Kathmandu: Goru Pooja or ox worship and Govardan Pooja are being observed throughout the country today on the fourth day of the five-day-long Tihar festival, the second biggest festival of Nepalis.
The Govardhan Pooja rituals are being observed today with the replicas of the Govardhan Mountain made out of the cow dung. People prepare a mixture of the cow dung and ochre formed into a paste and apply on the courtyard of their homes and on the floors today.
These rituals are elaborately observed as Godhan Pooja in the Mithila region. The rituals are linked to the Hindu God Sri Krishna who, according to the legend, lifted the Govardhan Mountain by his hand and protected the people of a place called Gokul from torrential rains caused by an enraged Indra, the God of rain.

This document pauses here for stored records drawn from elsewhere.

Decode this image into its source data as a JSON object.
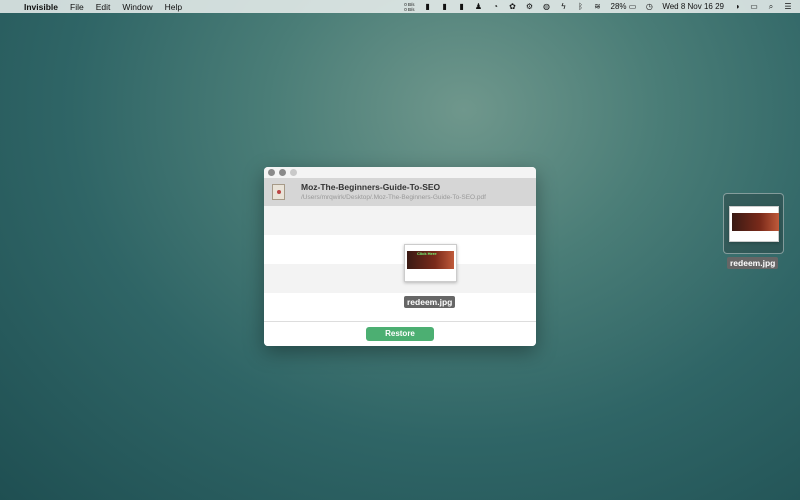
{
  "menubar": {
    "apple": "",
    "app": "Invisible",
    "items": [
      "File",
      "Edit",
      "Window",
      "Help"
    ],
    "net_up": "0 B/s",
    "net_down": "0 B/s",
    "battery": "28%",
    "datetime": "Wed 8 Nov  16 29"
  },
  "window": {
    "file_name": "Moz-The-Beginners-Guide-To-SEO",
    "file_path": "/Users/mrqwirk/Desktop/.Moz-The-Beginners-Guide-To-SEO.pdf",
    "preview_name": "redeem.jpg",
    "preview_caption": "Click Here",
    "restore_label": "Restore",
    "accent": "#4caf72"
  },
  "desktop": {
    "icon_label": "redeem.jpg"
  }
}
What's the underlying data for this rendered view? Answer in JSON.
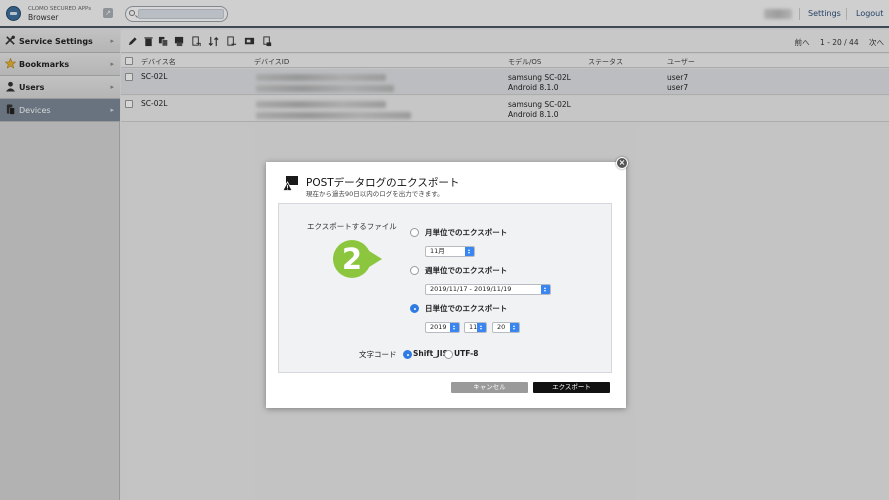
{
  "app": {
    "brand_line1": "CLOMO SECURED APPs",
    "brand_line2": "Browser"
  },
  "header": {
    "settings_label": "Settings",
    "logout_label": "Logout"
  },
  "sidebar": {
    "items": [
      {
        "label": "Service Settings",
        "icon": "tools-icon"
      },
      {
        "label": "Bookmarks",
        "icon": "star-icon"
      },
      {
        "label": "Users",
        "icon": "user-icon"
      },
      {
        "label": "Devices",
        "icon": "device-icon",
        "active": true
      }
    ]
  },
  "pager": {
    "prev": "前へ",
    "range": "1 - 20 / 44",
    "next": "次へ"
  },
  "table": {
    "headers": [
      "デバイス名",
      "デバイスID",
      "モデル/OS",
      "ステータス",
      "ユーザー"
    ],
    "rows": [
      {
        "name": "SC-02L",
        "model": "samsung SC-02L",
        "os": "Android 8.1.0",
        "user1": "user7",
        "user2": "user7"
      },
      {
        "name": "SC-02L",
        "model": "samsung SC-02L",
        "os": "Android 8.1.0",
        "user1": "",
        "user2": ""
      }
    ]
  },
  "dialog": {
    "title": "POSTデータログのエクスポート",
    "subtitle": "現在から過去90日以内のログを出力できます。",
    "export_file_label": "エクスポートするファイル",
    "monthly": {
      "label": "月単位でのエクスポート",
      "value": "11月"
    },
    "weekly": {
      "label": "週単位でのエクスポート",
      "value": "2019/11/17 - 2019/11/19"
    },
    "daily": {
      "label": "日単位でのエクスポート",
      "year": "2019",
      "month": "11",
      "day": "20"
    },
    "charset_label": "文字コード",
    "charset_options": [
      "Shift_JIS",
      "UTF-8"
    ],
    "selected_export": "daily",
    "selected_charset": "Shift_JIS",
    "cancel_label": "キャンセル",
    "export_label": "エクスポート",
    "step_badge": "2"
  },
  "colors": {
    "accent": "#2f7be6",
    "badge": "#8cc63f",
    "header_border": "#4b5764",
    "export_button": "#111111",
    "cancel_button": "#9a9a9a"
  }
}
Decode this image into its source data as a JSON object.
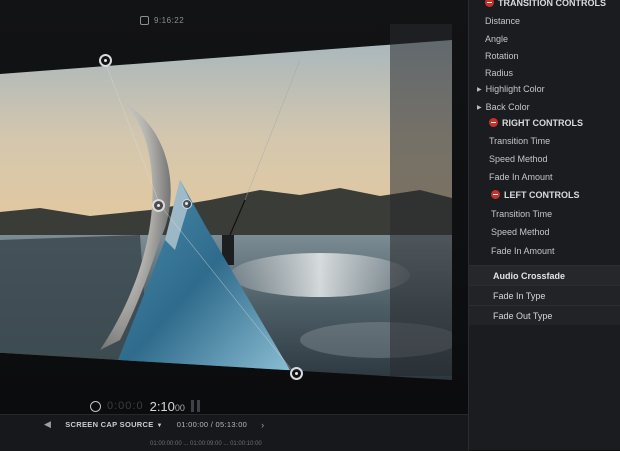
{
  "viewer": {
    "top_timecode": "9:16:22"
  },
  "transport": {
    "dim_digits": "0:00:0",
    "timecode_main": "2:10",
    "timecode_frames": "00"
  },
  "timeline": {
    "source_label": "SCREEN CAP SOURCE",
    "timecode": "01:00:00 / 05:13:00",
    "ticks": "01:00:00:00 ... 01:00:09:00 ... 01:00:10:00"
  },
  "inspector": {
    "transition_controls": "TRANSITION CONTROLS",
    "transition_params": [
      "Distance",
      "Angle",
      "Rotation",
      "Radius"
    ],
    "highlight_color": "Highlight Color",
    "back_color": "Back Color",
    "right_controls": "RIGHT CONTROLS",
    "right_params": [
      "Transition Time",
      "Speed Method",
      "Fade In Amount"
    ],
    "left_controls": "LEFT CONTROLS",
    "left_params": [
      "Transition Time",
      "Speed Method",
      "Fade In Amount"
    ],
    "audio_sections": [
      "Audio Crossfade",
      "Fade In Type",
      "Fade Out Type"
    ]
  },
  "colors": {
    "accent_red": "#c9302c",
    "panel_bg": "#1b1c1f",
    "viewer_bg": "#0c0d0f"
  },
  "icons": [
    "reset-red-icon",
    "disclosure-triangle-icon",
    "transform-handle-icon",
    "play-icon",
    "pause-icon",
    "chevron-left-icon",
    "chevron-right-icon"
  ]
}
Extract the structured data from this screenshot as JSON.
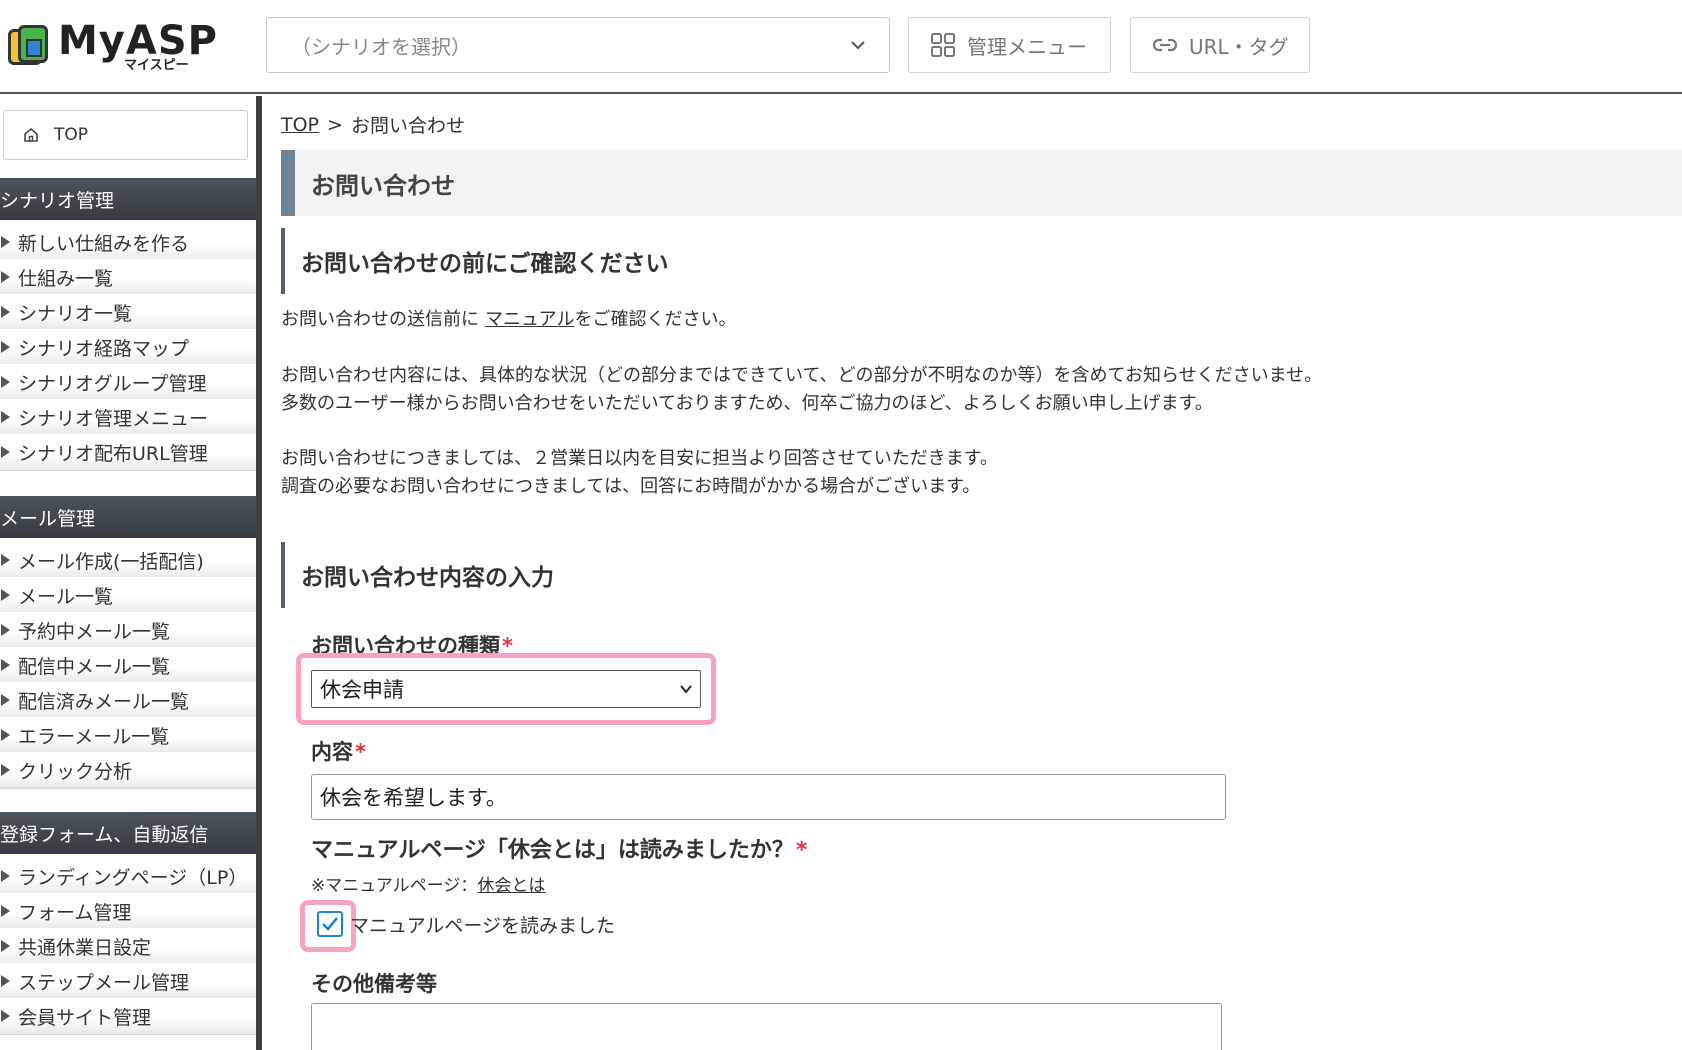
{
  "header": {
    "logo_text": "MyASP",
    "logo_sub": "マイスピー",
    "scenario_placeholder": "（シナリオを選択）",
    "admin_menu_label": "管理メニュー",
    "url_tag_label": "URL・タグ"
  },
  "sidebar": {
    "top_label": "TOP",
    "sections": [
      {
        "title": "シナリオ管理",
        "items": [
          "新しい仕組みを作る",
          "仕組み一覧",
          "シナリオ一覧",
          "シナリオ経路マップ",
          "シナリオグループ管理",
          "シナリオ管理メニュー",
          "シナリオ配布URL管理"
        ]
      },
      {
        "title": "メール管理",
        "items": [
          "メール作成(一括配信)",
          "メール一覧",
          "予約中メール一覧",
          "配信中メール一覧",
          "配信済みメール一覧",
          "エラーメール一覧",
          "クリック分析"
        ]
      },
      {
        "title": "登録フォーム、自動返信",
        "items": [
          "ランディングページ（LP）",
          "フォーム管理",
          "共通休業日設定",
          "ステップメール管理",
          "会員サイト管理"
        ]
      }
    ]
  },
  "breadcrumb": {
    "home": "TOP",
    "separator": ">",
    "current": "お問い合わせ"
  },
  "page_title": "お問い合わせ",
  "notice": {
    "heading": "お問い合わせの前にご確認ください",
    "line1_prefix": "お問い合わせの送信前に",
    "line1_link": "マニュアル",
    "line1_suffix": "をご確認ください。",
    "line2": "お問い合わせ内容には、具体的な状況（どの部分まではできていて、どの部分が不明なのか等）を含めてお知らせくださいませ。",
    "line3": "多数のユーザー様からお問い合わせをいただいておりますため、何卒ご協力のほど、よろしくお願い申し上げます。",
    "line4": "お問い合わせにつきましては、２営業日以内を目安に担当より回答させていただきます。",
    "line5": "調査の必要なお問い合わせにつきましては、回答にお時間がかかる場合がございます。"
  },
  "form": {
    "heading": "お問い合わせ内容の入力",
    "type_label": "お問い合わせの種類",
    "required_mark": "*",
    "type_value": "休会申請",
    "content_label": "内容",
    "content_value": "休会を希望します。",
    "manual_question": "マニュアルページ「休会とは」は読みましたか？",
    "manual_note_prefix": "※マニュアルページ：",
    "manual_note_link": "休会とは",
    "checkbox_label": "マニュアルページを読みました",
    "checkbox_checked": true,
    "remarks_label": "その他備考等",
    "remarks_value": ""
  },
  "colors": {
    "sidebar_section_bg": "#3f464c",
    "highlight_pink": "#f5a3c4",
    "required_red": "#e0353a",
    "checkbox_blue": "#1e86c8"
  }
}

It is believed that the rain God was angered and thereby caused the heavy downpour. Similarly, the ox is also worshipped today as it is a very useful animal in different agricultural works in Nepal which is a predominantly agricultural society. The ox is offered delicacies on the occasion out of respect for its significant role in ploughing the fields for cultivation and its service to humans.
The ox is also taken as the vehicle of Lord Mahadev and worshipped on this day. Likewise, the Hali or the person who ploughs the agricultural land with the help of oxen and the tiller peasants are also recognized on this day by offering them with delicacies. Therefore, the day is also known as ‘Hali Tihar’. RSS